Chrome uses the WebKit rendering engine to display web pages, on advice from the Android team.[15] Chrome is tested internally with unit testing, "automated user interface testing of scripted user actions", fuzz testing, as well as WebKit's layout tests (99% of which Chrome is claimed to have passed) and against commonly accessed websites inside the Google index within 20–30 minutes.[15]

Google created Gears for Chrome, which added features for web developers typically relating to the building of web applications, including offline support.[15]However, Google phased out Gears in favor of HTML5.[34]
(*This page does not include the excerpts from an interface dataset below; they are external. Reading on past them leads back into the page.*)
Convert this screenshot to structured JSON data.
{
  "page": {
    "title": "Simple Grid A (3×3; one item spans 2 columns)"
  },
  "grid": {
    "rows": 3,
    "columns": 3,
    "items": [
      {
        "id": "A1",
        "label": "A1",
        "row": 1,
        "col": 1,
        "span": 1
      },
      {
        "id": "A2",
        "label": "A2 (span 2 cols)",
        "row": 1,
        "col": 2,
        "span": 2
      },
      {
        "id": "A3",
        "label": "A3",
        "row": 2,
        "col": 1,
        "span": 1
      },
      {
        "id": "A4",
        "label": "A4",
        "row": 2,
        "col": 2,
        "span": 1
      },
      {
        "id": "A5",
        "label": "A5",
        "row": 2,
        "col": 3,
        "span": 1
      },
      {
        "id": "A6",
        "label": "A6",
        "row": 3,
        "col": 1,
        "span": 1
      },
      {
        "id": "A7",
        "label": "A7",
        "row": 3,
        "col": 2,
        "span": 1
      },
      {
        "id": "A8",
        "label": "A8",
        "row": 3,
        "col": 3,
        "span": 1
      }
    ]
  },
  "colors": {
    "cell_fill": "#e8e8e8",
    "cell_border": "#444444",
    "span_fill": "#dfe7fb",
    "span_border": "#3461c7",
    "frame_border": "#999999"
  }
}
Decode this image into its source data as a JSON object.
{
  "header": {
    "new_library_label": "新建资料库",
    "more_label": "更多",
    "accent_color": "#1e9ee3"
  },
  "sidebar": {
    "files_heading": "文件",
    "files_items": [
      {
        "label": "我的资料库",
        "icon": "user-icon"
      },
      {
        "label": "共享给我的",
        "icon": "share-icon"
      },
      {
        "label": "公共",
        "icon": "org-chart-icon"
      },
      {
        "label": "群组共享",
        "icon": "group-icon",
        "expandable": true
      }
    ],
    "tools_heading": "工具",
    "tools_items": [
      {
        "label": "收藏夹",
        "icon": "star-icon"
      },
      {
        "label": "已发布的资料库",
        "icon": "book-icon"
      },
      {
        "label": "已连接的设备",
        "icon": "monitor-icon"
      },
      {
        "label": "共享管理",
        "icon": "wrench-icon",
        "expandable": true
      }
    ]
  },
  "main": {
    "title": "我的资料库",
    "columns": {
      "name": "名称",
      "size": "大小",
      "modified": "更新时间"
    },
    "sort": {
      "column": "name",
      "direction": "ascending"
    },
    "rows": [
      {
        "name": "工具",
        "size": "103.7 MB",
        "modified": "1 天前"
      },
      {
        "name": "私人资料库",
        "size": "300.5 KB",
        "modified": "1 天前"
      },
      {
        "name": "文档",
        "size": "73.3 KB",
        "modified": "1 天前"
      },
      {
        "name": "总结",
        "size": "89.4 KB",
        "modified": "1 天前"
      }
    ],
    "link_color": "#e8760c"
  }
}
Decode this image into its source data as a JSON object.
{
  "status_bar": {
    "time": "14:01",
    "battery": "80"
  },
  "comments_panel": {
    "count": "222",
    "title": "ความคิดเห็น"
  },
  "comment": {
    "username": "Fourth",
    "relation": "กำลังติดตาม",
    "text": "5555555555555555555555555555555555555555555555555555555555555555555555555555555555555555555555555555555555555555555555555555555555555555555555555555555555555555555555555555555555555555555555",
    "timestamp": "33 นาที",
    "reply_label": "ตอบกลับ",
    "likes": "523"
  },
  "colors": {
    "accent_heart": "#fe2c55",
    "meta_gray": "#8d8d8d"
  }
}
On January 11, 2011 the Chrome product manager, Mike Jazayeri, announced that Chrome will no longer support H.264 video codec for its HTML5 player, citing the desire to bring Google Chrome more in line with the currently available open codecs available in the Chromium project, which Chrome is based on.[35]Despite this, on November 6, 2012, Google released a version of Chrome on Windows which adds hardware-accelerated H.264 video decoding.[36] As of December 2012, there has been no announcement yet of which future version of Chrome will actually implement the removal of H.264 support.

On February 7, 2012, Google launched Google Chrome Beta for Android 4.0 (Ice Cream Sandwich) devices.[37] In Jelly Bean devices, Chrome is the default browser.[38]

In March 2012 Google announced it was working on a version of Chrome for both the Metro and desktop versions of Windows 8.[39]